Last Saturday (January 14th), Transition Year was treated to a C.S.I. workshop by a member of the Sydney Police Department. The groups had to solve a murder case presented by the police using the same information that was available to the real police when they had been asked to solve the mystery. Sean Lysaght was our man on the scene…
The work-shop took place in the Music Rehearsal Area where Ms Alison Leck from Education Interactive based in Australia started off by explaining to the group what the main activities of forensic scientists is on a day to day basis as well as explaining a few different cases. She then got us started on the case we would be looking at on the day. It was a case of a girl that had gone missing in Australia and by using different forensic science skills we would have to come to a conclusion and catch whoever killed her.
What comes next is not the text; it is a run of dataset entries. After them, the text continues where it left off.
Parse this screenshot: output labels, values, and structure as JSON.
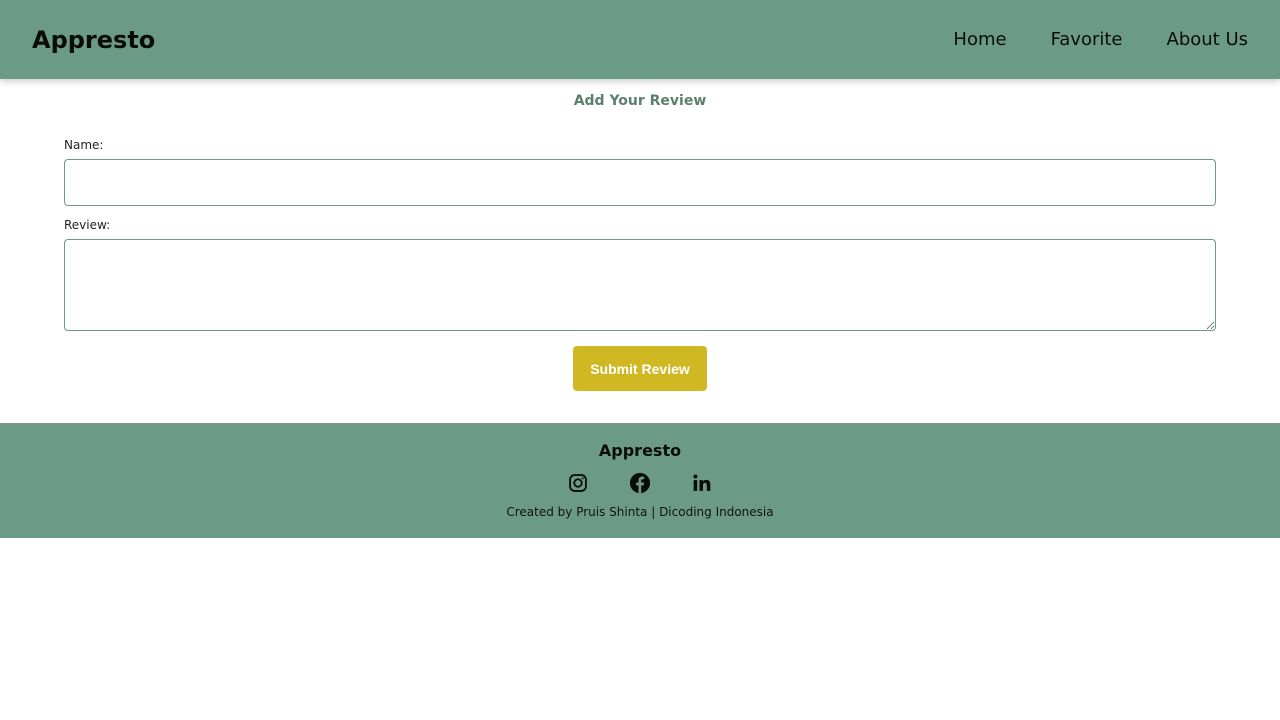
{
  "header": {
    "brand": "Appresto",
    "nav": [
      {
        "label": "Home"
      },
      {
        "label": "Favorite"
      },
      {
        "label": "About Us"
      }
    ]
  },
  "review_form": {
    "title": "Add Your Review",
    "name_label": "Name:",
    "name_value": "",
    "review_label": "Review:",
    "review_value": "",
    "submit_label": "Submit Review"
  },
  "footer": {
    "brand": "Appresto",
    "social_icons": [
      "instagram-icon",
      "facebook-icon",
      "linkedin-icon"
    ],
    "credit": "Created by Pruis Shinta | Dicoding Indonesia"
  },
  "colors": {
    "primary": "#6b9b88",
    "accent": "#d0b822",
    "title": "#5b7f6e"
  }
}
Alison had set up different stations for us to visit around the room. These ranged from autopsy to toxicology and were designed not only to help us in solving the case but also to give us a better idea of what the main areas of the field of forensic science are. The evidence was all quite disjointed and there seemed to be no apparent links between the different pieces of information; it was like being given a difficult jigsaw puzzle without the big picture to guide you. Some people seemed to figure it out pretty quickly while others found it much harder to think so far outside the box and put all the different DNA and clothing samples together to get one definitive answer.
The stations were very interesting and helpful and definitely greatly improved my knowledge of the subject and gave me a sense of appreciation for all the work forensic scientists have to do on a daily basis. Each section had a clue that would provide us with the answers about our case but also about how the field in question is used by police departments and other groups in order to solve cases. After we saw all of the stations and had pieced together all the clues, she told us about a few famous cases that had happened in Australia and how forensic scientists help to free innocent people but have also – in some cases – made grave mistakes.
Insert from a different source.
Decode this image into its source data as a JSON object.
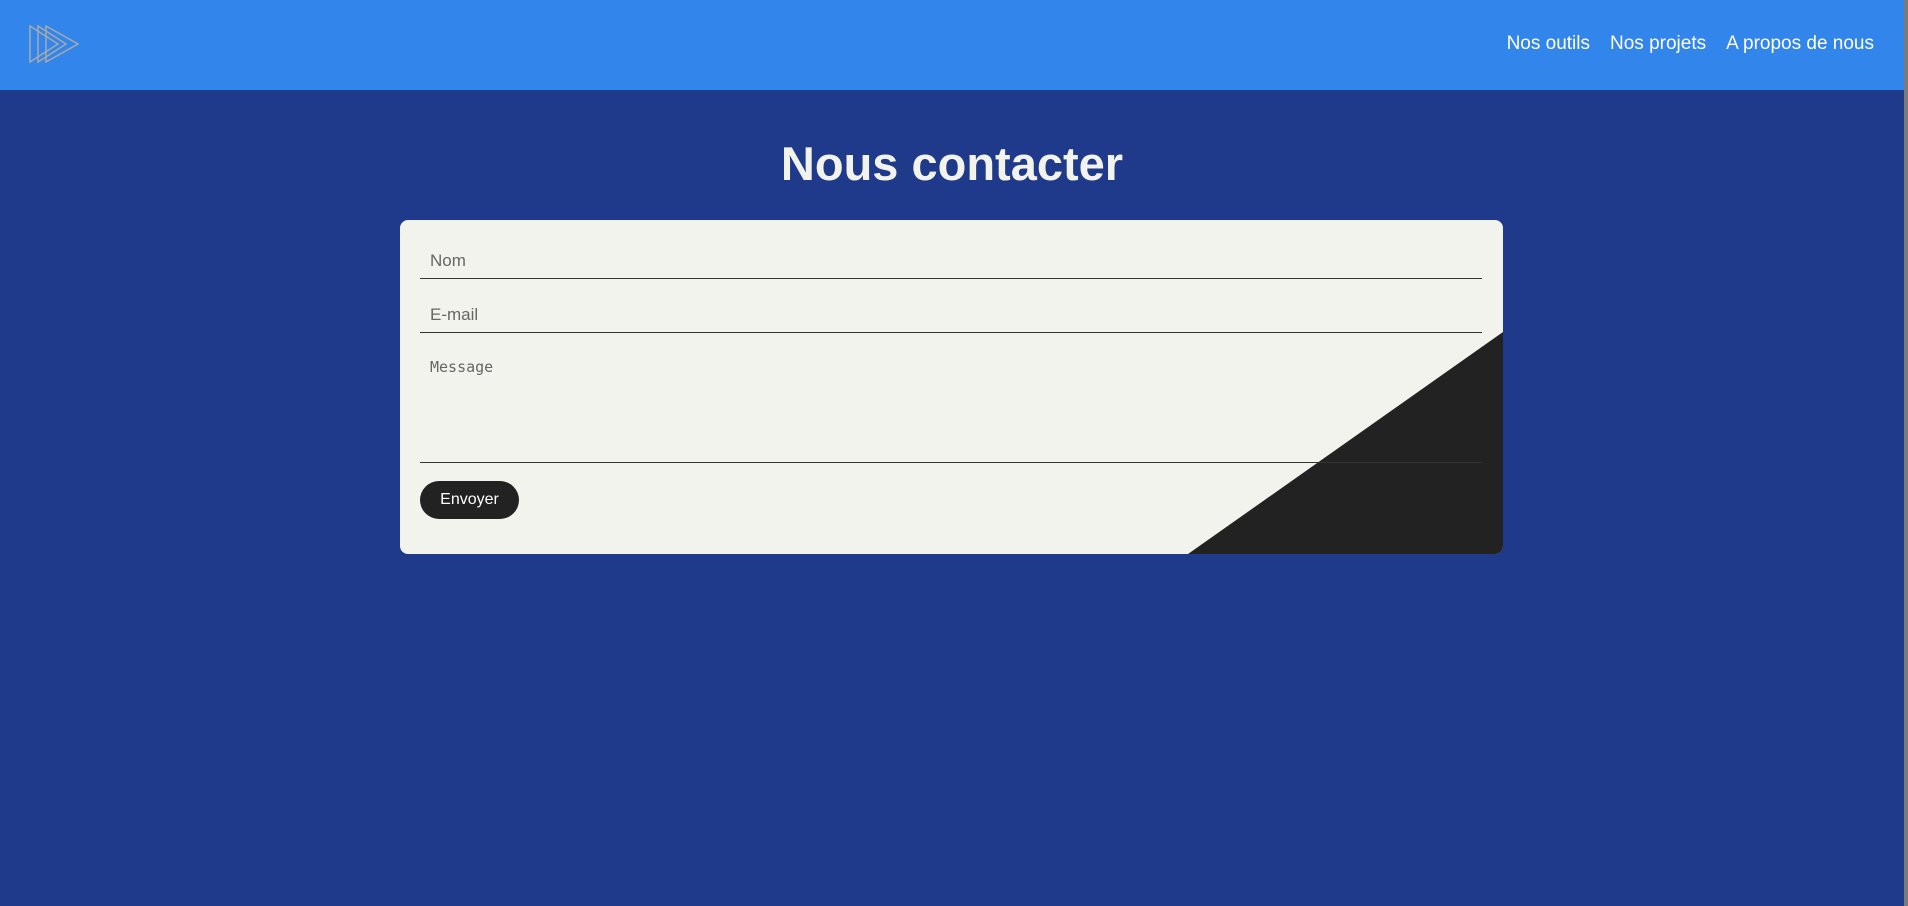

Alison told us how the police dealt with the case we had been given and we all gave our theories as to what had happened. She then took out several body bags as well as real forensic science suits used to keep the scientists from contaminating the evidence. After she explained to us how they worked she let us all try them on and gave us an opportunity to take photos in them. The workshop on the whole was a lot of fun and made us all feel as though we were real versions of the characters in shows such as ‘CSI: Miami’.
On behalf of the Syntax group I would like to thank Ms Leck for coming in and giving us this talk as well as Mr McCormack and all of those who helped make it possible.